But somehow I don’t think Debi was expecting an actual answer.
By being a crown to her husband, she is raising children who will rise up and call her blessed. By the time they are teens, they will know their dad is something much less than he should be, but they will honor him because of the example of their mother.
I have spoken with enough individuals with submissive mothers and selfish, manipulative, abusive fathers to know that this is completely false. Generally, children with such parents are grateful when the mother finally says enough—and those whose mothers never say this are often resentful, or else end up viewing their mother with pity.
And what about the risk that a child with such parents will grow up to repeat such patterns? What about the chance that a son will see his father’s selfishness as normal, and repeat that pattern? What about the chance that he will walk in his father’s footsteps and be a bad husband and a bad father? What about the chance that a daughter will learn from her mother’s example and simply roll over if she finds herself in an abusive or unhealthy relationship?
Also, is it a really good idea to give honor when there is nothing to merit giving honor?
By being a crown to her husband, she is winning his love and appreciation, thus she gets treated much better than if she stood against him.
Woah, woah, woah. Back right up there. Just what kind of worse treatment are we talking about here? Because when it comes to men who are abusive or manipulative, “she was asking for it” is a very common defense, even for physical abuse. If she just hadn’t been so XYZ, I never would have hit her! This idea that a man will treat a woman badly if she stands up to him, but will treat her with love and appreciation if she is submissive and covers for his faults . . . this is not healthy. This is also not true for men who have healthy relationship skills.
And, by being a prudent woman in how she uses the meager funds given to her, she is gaining a comfortable place to raise her family.
Exactly what does Debi mean by “comfortable”? If a man is unemployed and refuses to get work, even pinching pennies isn’t going to result in “comfortable.”
In the final analysis, she is doing exactly what God says will cause her husband to come to God.

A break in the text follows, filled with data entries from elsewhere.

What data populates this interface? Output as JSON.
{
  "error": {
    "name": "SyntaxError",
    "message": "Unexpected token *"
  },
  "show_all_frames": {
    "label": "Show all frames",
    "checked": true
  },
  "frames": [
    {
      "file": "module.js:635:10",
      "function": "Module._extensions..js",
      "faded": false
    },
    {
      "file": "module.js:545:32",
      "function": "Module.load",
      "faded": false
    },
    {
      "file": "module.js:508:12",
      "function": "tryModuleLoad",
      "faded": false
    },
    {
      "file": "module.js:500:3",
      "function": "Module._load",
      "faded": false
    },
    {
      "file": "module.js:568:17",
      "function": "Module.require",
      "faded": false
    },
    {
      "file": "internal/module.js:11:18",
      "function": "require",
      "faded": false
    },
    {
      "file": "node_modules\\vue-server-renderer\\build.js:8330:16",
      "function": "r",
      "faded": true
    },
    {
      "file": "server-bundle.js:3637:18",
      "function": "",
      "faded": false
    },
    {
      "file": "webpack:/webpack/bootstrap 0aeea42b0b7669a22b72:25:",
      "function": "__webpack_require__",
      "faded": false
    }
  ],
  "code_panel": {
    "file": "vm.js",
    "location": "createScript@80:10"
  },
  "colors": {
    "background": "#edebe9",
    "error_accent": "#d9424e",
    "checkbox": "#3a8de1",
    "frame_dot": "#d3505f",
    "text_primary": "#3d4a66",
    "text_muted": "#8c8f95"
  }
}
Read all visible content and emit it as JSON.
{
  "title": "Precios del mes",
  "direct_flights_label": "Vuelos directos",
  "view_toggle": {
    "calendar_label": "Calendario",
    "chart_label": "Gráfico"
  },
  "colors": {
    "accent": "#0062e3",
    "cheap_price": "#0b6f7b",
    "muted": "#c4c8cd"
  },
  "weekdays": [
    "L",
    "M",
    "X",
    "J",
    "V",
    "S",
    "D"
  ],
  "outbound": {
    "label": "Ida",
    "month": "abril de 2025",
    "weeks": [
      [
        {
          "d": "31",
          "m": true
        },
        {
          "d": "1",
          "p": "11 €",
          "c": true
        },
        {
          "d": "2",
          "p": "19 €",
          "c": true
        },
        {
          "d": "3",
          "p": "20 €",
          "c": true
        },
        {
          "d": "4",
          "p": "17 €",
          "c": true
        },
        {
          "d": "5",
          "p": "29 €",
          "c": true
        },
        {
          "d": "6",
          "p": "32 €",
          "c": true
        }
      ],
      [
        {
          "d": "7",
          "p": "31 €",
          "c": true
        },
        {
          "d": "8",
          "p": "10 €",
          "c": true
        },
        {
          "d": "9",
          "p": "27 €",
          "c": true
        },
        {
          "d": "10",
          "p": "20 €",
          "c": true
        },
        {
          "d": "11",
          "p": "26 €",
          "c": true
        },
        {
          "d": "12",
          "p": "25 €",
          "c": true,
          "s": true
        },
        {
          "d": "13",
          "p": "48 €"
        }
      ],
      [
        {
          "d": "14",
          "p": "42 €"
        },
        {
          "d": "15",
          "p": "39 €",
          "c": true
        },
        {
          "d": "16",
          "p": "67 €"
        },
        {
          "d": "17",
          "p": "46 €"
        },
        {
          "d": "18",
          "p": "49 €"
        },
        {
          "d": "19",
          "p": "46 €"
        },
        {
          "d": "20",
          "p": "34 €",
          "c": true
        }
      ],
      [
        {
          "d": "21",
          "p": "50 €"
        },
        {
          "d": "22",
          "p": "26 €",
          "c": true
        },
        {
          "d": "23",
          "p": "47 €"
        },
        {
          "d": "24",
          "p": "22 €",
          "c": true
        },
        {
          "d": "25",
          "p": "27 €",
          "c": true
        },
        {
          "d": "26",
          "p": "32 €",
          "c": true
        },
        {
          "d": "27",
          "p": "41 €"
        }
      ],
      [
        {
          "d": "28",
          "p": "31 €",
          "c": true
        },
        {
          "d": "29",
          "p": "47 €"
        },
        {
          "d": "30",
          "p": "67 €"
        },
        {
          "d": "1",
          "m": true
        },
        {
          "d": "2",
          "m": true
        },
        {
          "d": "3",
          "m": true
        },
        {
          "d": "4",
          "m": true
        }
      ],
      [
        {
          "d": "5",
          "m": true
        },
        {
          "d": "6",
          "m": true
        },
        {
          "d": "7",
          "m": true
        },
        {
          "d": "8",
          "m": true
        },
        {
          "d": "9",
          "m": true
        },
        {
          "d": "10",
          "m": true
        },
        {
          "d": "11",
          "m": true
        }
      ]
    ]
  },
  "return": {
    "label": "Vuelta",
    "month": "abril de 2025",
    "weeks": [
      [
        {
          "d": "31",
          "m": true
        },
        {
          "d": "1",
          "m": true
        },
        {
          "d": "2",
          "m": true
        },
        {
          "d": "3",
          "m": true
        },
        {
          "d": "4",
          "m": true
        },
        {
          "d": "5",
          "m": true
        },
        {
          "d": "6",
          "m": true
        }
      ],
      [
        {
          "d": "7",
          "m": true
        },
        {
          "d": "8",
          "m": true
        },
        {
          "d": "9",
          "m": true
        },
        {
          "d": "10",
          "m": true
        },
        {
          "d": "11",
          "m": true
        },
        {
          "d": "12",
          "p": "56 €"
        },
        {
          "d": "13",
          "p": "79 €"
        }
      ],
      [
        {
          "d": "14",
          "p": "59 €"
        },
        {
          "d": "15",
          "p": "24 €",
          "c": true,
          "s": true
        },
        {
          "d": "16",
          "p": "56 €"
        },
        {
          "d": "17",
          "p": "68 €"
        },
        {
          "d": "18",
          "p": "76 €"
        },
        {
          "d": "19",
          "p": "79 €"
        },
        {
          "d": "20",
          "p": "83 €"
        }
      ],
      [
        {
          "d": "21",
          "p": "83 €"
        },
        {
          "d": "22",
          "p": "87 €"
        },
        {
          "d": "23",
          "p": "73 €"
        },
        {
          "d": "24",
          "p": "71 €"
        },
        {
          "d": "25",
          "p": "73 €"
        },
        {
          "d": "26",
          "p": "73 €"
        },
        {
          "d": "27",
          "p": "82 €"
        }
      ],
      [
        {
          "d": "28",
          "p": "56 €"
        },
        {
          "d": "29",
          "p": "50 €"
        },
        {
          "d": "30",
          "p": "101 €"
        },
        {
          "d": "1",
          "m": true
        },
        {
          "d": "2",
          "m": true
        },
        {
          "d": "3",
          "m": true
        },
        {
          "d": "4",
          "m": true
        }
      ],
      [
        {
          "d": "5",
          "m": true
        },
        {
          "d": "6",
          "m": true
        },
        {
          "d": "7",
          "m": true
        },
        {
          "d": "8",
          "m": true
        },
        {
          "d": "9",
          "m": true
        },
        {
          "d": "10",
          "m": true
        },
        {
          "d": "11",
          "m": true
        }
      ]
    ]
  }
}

This is a constant theme for Debi, this idea that if a woman is perfectly submissive that will cause her husband to wonder what she has that he doesn’t and through her example find God. In a few chapters, Debi will tell a story of a woman who submitted to her husband in all things even when she did not want to and was so kind and sweet that he was eventually saved. That story stands out to me because the thing that is hard for that woman about submitting is that her husband requires her to perform oral sex on him even though doing so is repulsive to her because he was extremely unclean and never bathed. And yet, she submits, and as a result of years of sacrifice, her husband comes to Jesus. It’s hard to describe how horrific I find this.
And most of all, she is bringing honor to God by fulfilling her calling as a help meet.
Well of course—women’s role is as appendages to men.
In the end, people who know her will know the truth.
If that’s so then what’s the point of covering for your husband in the first place?
I am really disturbed by this passage. I’m trying to figure out precisely why it is so disturbing to me. I think a lot of it has to do with this expectation that women should cover for their husbands’ shortcomings while their husbands take all of the credit. That isn’t just not fair, it’s downright deceptive, bad for everyone involved, and even dangerous.